(Excerpts from an interface dataset)
━━━━━━━━━━━━━━━━

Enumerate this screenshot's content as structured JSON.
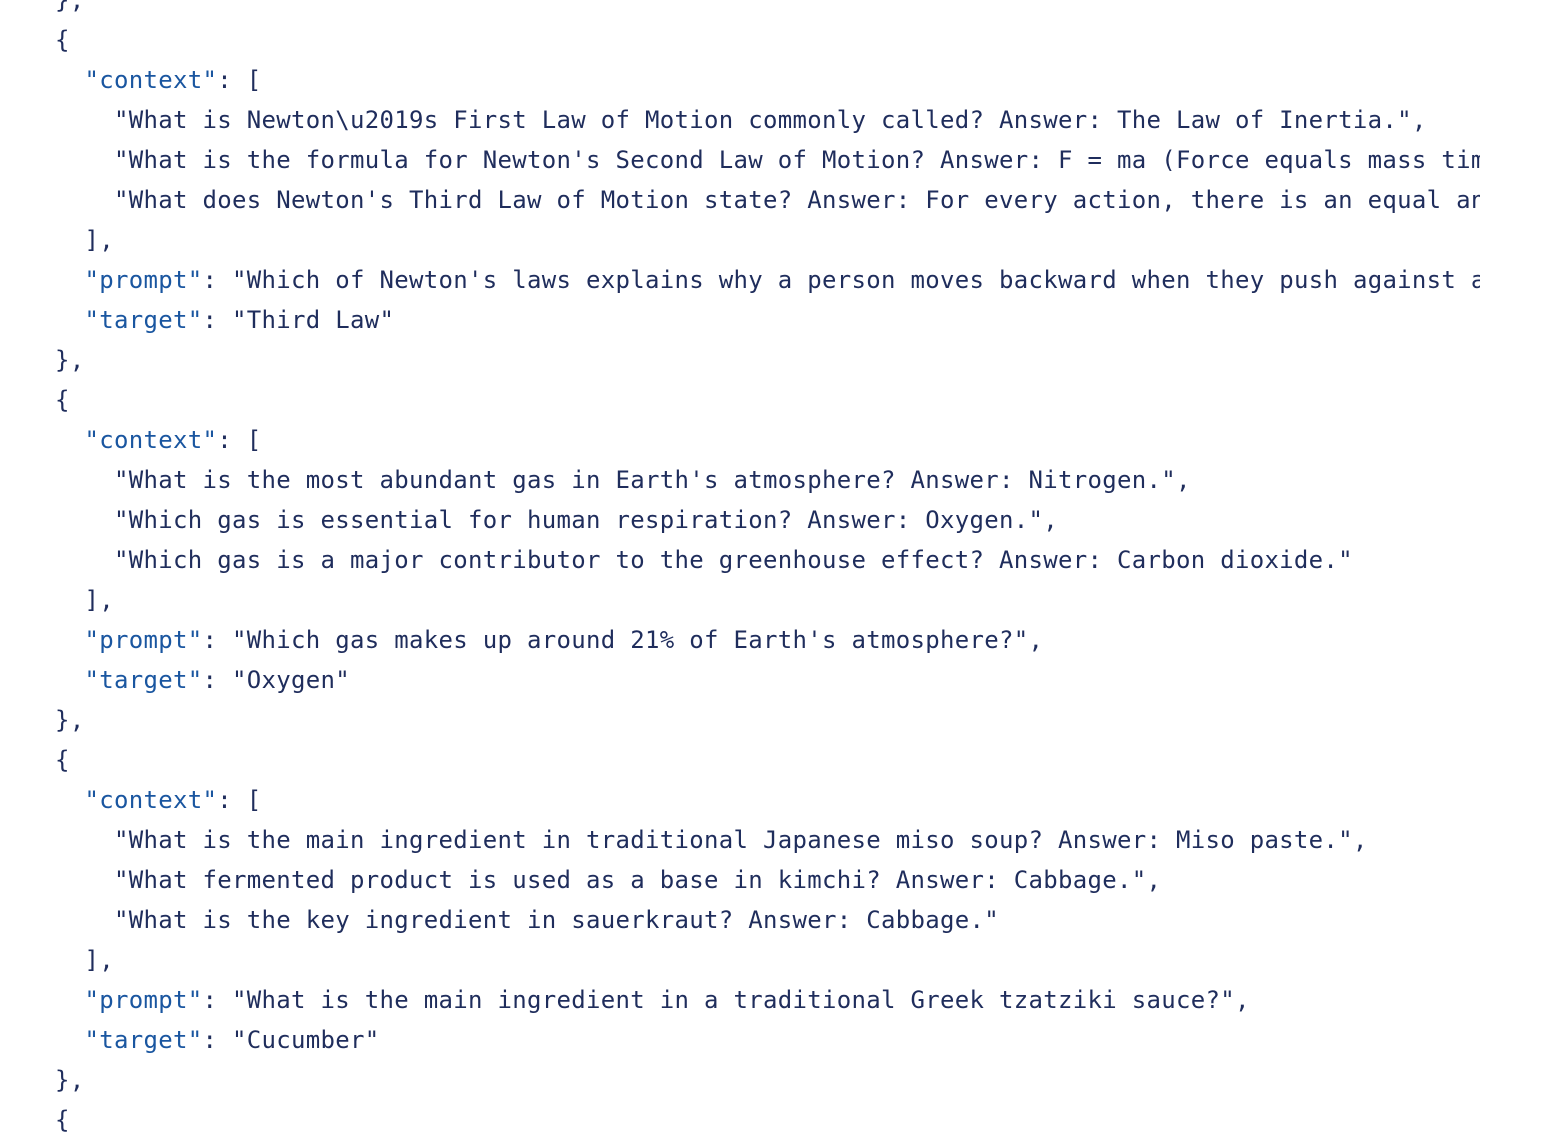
{
  "lines": [
    {
      "indent": "",
      "parts": [
        {
          "t": "punct",
          "v": "},"
        }
      ]
    },
    {
      "indent": "",
      "parts": [
        {
          "t": "punct",
          "v": "{"
        }
      ]
    },
    {
      "indent": "  ",
      "parts": [
        {
          "t": "key",
          "v": "\"context\""
        },
        {
          "t": "punct",
          "v": ": ["
        }
      ]
    },
    {
      "indent": "    ",
      "parts": [
        {
          "t": "str",
          "v": "\"What is Newton\\u2019s First Law of Motion commonly called? Answer: The Law of Inertia.\","
        }
      ]
    },
    {
      "indent": "    ",
      "parts": [
        {
          "t": "str",
          "v": "\"What is the formula for Newton's Second Law of Motion? Answer: F = ma (Force equals mass times"
        }
      ]
    },
    {
      "indent": "    ",
      "parts": [
        {
          "t": "str",
          "v": "\"What does Newton's Third Law of Motion state? Answer: For every action, there is an equal and"
        }
      ]
    },
    {
      "indent": "  ",
      "parts": [
        {
          "t": "punct",
          "v": "],"
        }
      ]
    },
    {
      "indent": "  ",
      "parts": [
        {
          "t": "key",
          "v": "\"prompt\""
        },
        {
          "t": "punct",
          "v": ": "
        },
        {
          "t": "str",
          "v": "\"Which of Newton's laws explains why a person moves backward when they push against a w"
        }
      ]
    },
    {
      "indent": "  ",
      "parts": [
        {
          "t": "key",
          "v": "\"target\""
        },
        {
          "t": "punct",
          "v": ": "
        },
        {
          "t": "str",
          "v": "\"Third Law\""
        }
      ]
    },
    {
      "indent": "",
      "parts": [
        {
          "t": "punct",
          "v": "},"
        }
      ]
    },
    {
      "indent": "",
      "parts": [
        {
          "t": "punct",
          "v": "{"
        }
      ]
    },
    {
      "indent": "  ",
      "parts": [
        {
          "t": "key",
          "v": "\"context\""
        },
        {
          "t": "punct",
          "v": ": ["
        }
      ]
    },
    {
      "indent": "    ",
      "parts": [
        {
          "t": "str",
          "v": "\"What is the most abundant gas in Earth's atmosphere? Answer: Nitrogen.\","
        }
      ]
    },
    {
      "indent": "    ",
      "parts": [
        {
          "t": "str",
          "v": "\"Which gas is essential for human respiration? Answer: Oxygen.\","
        }
      ]
    },
    {
      "indent": "    ",
      "parts": [
        {
          "t": "str",
          "v": "\"Which gas is a major contributor to the greenhouse effect? Answer: Carbon dioxide.\""
        }
      ]
    },
    {
      "indent": "  ",
      "parts": [
        {
          "t": "punct",
          "v": "],"
        }
      ]
    },
    {
      "indent": "  ",
      "parts": [
        {
          "t": "key",
          "v": "\"prompt\""
        },
        {
          "t": "punct",
          "v": ": "
        },
        {
          "t": "str",
          "v": "\"Which gas makes up around 21% of Earth's atmosphere?\","
        }
      ]
    },
    {
      "indent": "  ",
      "parts": [
        {
          "t": "key",
          "v": "\"target\""
        },
        {
          "t": "punct",
          "v": ": "
        },
        {
          "t": "str",
          "v": "\"Oxygen\""
        }
      ]
    },
    {
      "indent": "",
      "parts": [
        {
          "t": "punct",
          "v": "},"
        }
      ]
    },
    {
      "indent": "",
      "parts": [
        {
          "t": "punct",
          "v": "{"
        }
      ]
    },
    {
      "indent": "  ",
      "parts": [
        {
          "t": "key",
          "v": "\"context\""
        },
        {
          "t": "punct",
          "v": ": ["
        }
      ]
    },
    {
      "indent": "    ",
      "parts": [
        {
          "t": "str",
          "v": "\"What is the main ingredient in traditional Japanese miso soup? Answer: Miso paste.\","
        }
      ]
    },
    {
      "indent": "    ",
      "parts": [
        {
          "t": "str",
          "v": "\"What fermented product is used as a base in kimchi? Answer: Cabbage.\","
        }
      ]
    },
    {
      "indent": "    ",
      "parts": [
        {
          "t": "str",
          "v": "\"What is the key ingredient in sauerkraut? Answer: Cabbage.\""
        }
      ]
    },
    {
      "indent": "  ",
      "parts": [
        {
          "t": "punct",
          "v": "],"
        }
      ]
    },
    {
      "indent": "  ",
      "parts": [
        {
          "t": "key",
          "v": "\"prompt\""
        },
        {
          "t": "punct",
          "v": ": "
        },
        {
          "t": "str",
          "v": "\"What is the main ingredient in a traditional Greek tzatziki sauce?\","
        }
      ]
    },
    {
      "indent": "  ",
      "parts": [
        {
          "t": "key",
          "v": "\"target\""
        },
        {
          "t": "punct",
          "v": ": "
        },
        {
          "t": "str",
          "v": "\"Cucumber\""
        }
      ]
    },
    {
      "indent": "",
      "parts": [
        {
          "t": "punct",
          "v": "},"
        }
      ]
    },
    {
      "indent": "",
      "parts": [
        {
          "t": "punct",
          "v": "{"
        }
      ]
    }
  ],
  "colors": {
    "key": "#1a56a0",
    "text": "#1f2d5c",
    "background": "#ffffff"
  }
}
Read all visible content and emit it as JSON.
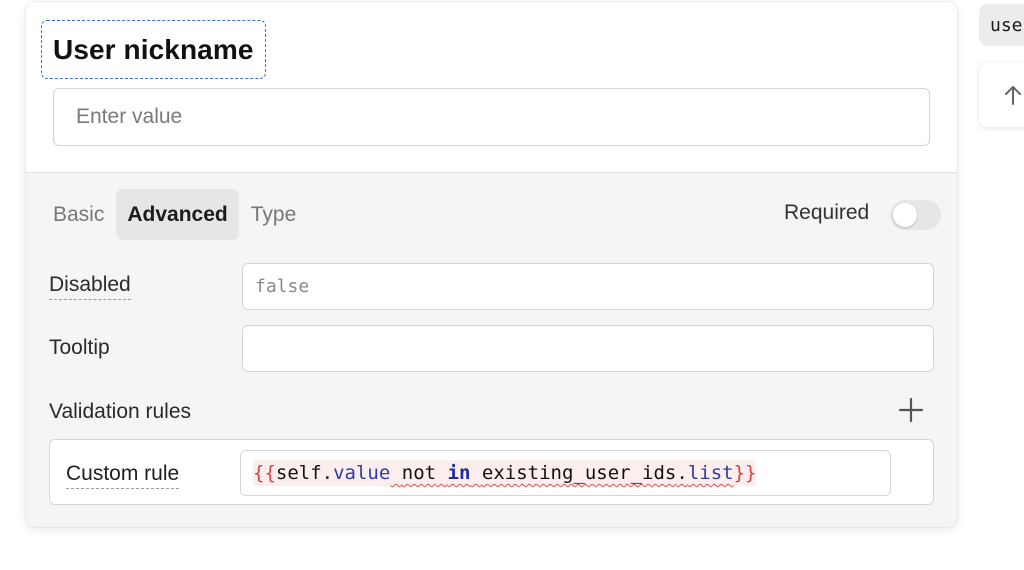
{
  "field": {
    "title": "User nickname",
    "placeholder": "Enter value"
  },
  "tabs": [
    {
      "label": "Basic",
      "active": false
    },
    {
      "label": "Advanced",
      "active": true
    },
    {
      "label": "Type",
      "active": false
    }
  ],
  "required": {
    "label": "Required",
    "on": false
  },
  "disabled": {
    "label": "Disabled",
    "value": "false"
  },
  "tooltip": {
    "label": "Tooltip",
    "value": ""
  },
  "validation": {
    "label": "Validation rules",
    "add_icon": "plus-icon",
    "rules": [
      {
        "label": "Custom rule",
        "expression": "{{self.value not in existing_user_ids.list}}",
        "tokens": {
          "open": "{{",
          "self": "self",
          "dot1": ".",
          "value": "value",
          "sp1": " ",
          "not": "not",
          "sp2": " ",
          "in": "in",
          "sp3": " ",
          "ids": "existing_user_ids",
          "dot2": ".",
          "list": "list",
          "close": "}}"
        }
      }
    ]
  },
  "side": {
    "chip_text": "user",
    "icon": "arrow-up-icon"
  },
  "colors": {
    "focus_outline": "#3b6fe0",
    "brace": "#d0453e",
    "keyword": "#1f2aa3",
    "error_squiggle": "#e05050"
  }
}
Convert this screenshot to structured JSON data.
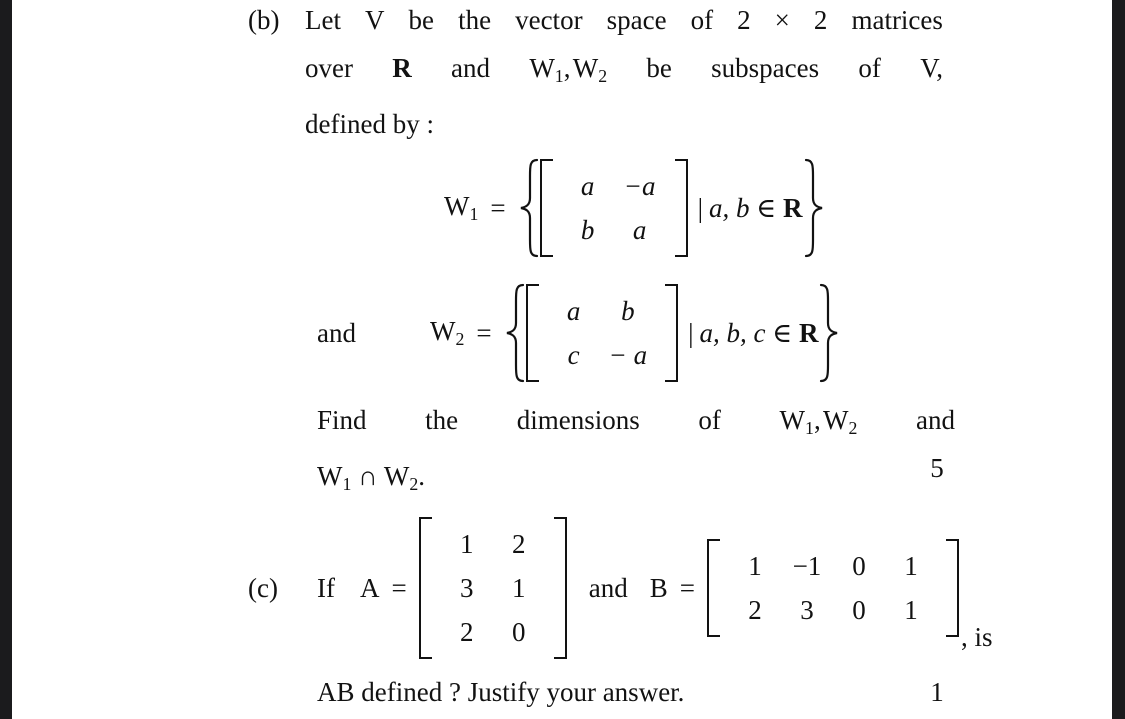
{
  "page": {
    "background": "#ffffff",
    "edge_color": "#1b1b1d",
    "text_color": "#121212"
  },
  "questions": [
    {
      "label": "(b)",
      "lines": [
        "Let V be the vector space of 2 × 2 matrices",
        "over R and W1, W2 be subspaces of V,",
        "defined by :"
      ],
      "line1_words": [
        "Let",
        "V",
        "be",
        "the",
        "vector",
        "space",
        "of",
        "2",
        "×",
        "2",
        "matrices"
      ],
      "line2_words": [
        "over",
        "R",
        "and",
        "W1, W2",
        "be",
        "subspaces",
        "of",
        "V,"
      ],
      "line3": "defined by :",
      "definition_w1": {
        "name": "W",
        "subscript": "1",
        "equals": "=",
        "matrix": [
          [
            "a",
            "−a"
          ],
          [
            "b",
            "a"
          ]
        ],
        "condition_bar": "|",
        "condition": "a, b",
        "membership": "∈",
        "field": "R"
      },
      "and_label": "and",
      "definition_w2": {
        "name": "W",
        "subscript": "2",
        "equals": "=",
        "matrix": [
          [
            "a",
            "b"
          ],
          [
            "c",
            "− a"
          ]
        ],
        "condition_bar": "|",
        "condition": "a, b, c",
        "membership": "∈",
        "field": "R"
      },
      "find_line_words": [
        "Find",
        "the",
        "dimensions",
        "of",
        "W1, W2",
        "and"
      ],
      "find_line2": "W1 ∩ W2.",
      "marks": "5"
    },
    {
      "label": "(c)",
      "prefix": "If",
      "matrix_a_name": "A",
      "equals": "=",
      "matrix_a": [
        [
          "1",
          "2"
        ],
        [
          "3",
          "1"
        ],
        [
          "2",
          "0"
        ]
      ],
      "conjunction": "and",
      "matrix_b_name": "B",
      "matrix_b": [
        [
          "1",
          "−1",
          "0",
          "1"
        ],
        [
          "2",
          "3",
          "0",
          "1"
        ]
      ],
      "suffix": ", is",
      "final_line": "AB defined ? Justify your answer.",
      "marks": "1"
    }
  ],
  "glyphs": {
    "intersection": "∩",
    "multiplication": "×",
    "element_of": "∈",
    "vertical_bar": "|",
    "minus": "−"
  }
}
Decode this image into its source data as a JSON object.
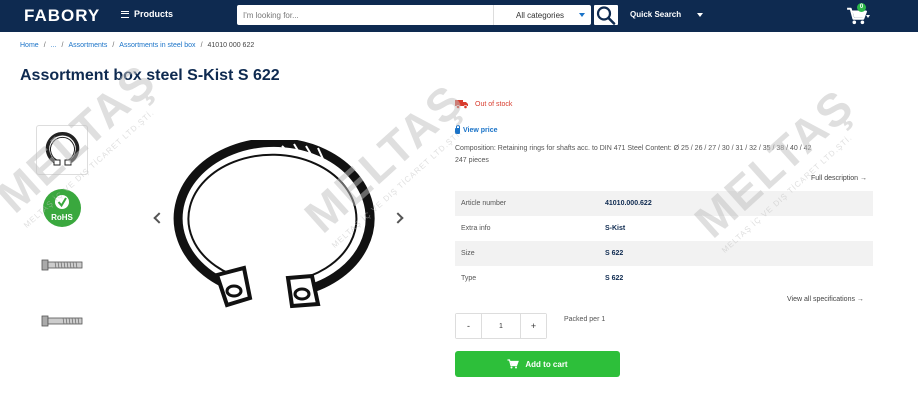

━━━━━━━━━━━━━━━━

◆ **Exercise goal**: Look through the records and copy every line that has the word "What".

◆ **Answer for this exercise**:
          "v": "\"What is Newton\\u2019s First Law of Motion commonly called? Answer: The Law of Inertia.\","
          "v": "\"What is the formula for Newton's Second Law of Motion? Answer: F = ma (Force equals mass times"
          "v": "\"What does Newton's Third Law of Motion state? Answer: For every action, there is an equal and"
          "v": "\"What is the most abundant gas in Earth's atmosphere? Answer: Nitrogen.\","
          "v": "\"What is the main ingredient in traditional Japanese miso soup? Answer: Miso paste.\","
          "v": "\"What fermented product is used as a base in kimchi? Answer: Cabbage.\","
          "v": "\"What is the key ingredient in sauerkraut? Answer: Cabbage.\""
          "v": "\"What is the main ingredient in a traditional Greek tzatziki sauce?\","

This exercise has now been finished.